Task to carry out:
Below are the records; pull every line that includes "title".

Extracted data entries
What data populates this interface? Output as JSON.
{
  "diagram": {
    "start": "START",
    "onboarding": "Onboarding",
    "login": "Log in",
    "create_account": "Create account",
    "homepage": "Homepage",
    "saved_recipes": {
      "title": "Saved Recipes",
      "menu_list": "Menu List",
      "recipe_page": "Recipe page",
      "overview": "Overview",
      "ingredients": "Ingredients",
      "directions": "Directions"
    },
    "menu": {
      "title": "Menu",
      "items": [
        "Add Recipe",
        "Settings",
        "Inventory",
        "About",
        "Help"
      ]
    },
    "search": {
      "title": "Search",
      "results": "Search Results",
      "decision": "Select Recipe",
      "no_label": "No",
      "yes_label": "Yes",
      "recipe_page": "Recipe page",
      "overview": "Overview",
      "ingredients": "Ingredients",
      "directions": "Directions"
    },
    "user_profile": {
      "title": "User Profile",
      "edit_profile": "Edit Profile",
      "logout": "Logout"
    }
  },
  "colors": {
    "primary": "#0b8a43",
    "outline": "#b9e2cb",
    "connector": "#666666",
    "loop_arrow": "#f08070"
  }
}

Exercise output:
      "title": "Saved Recipes",
      "title": "Menu",
      "title": "Search",
      "title": "User Profile",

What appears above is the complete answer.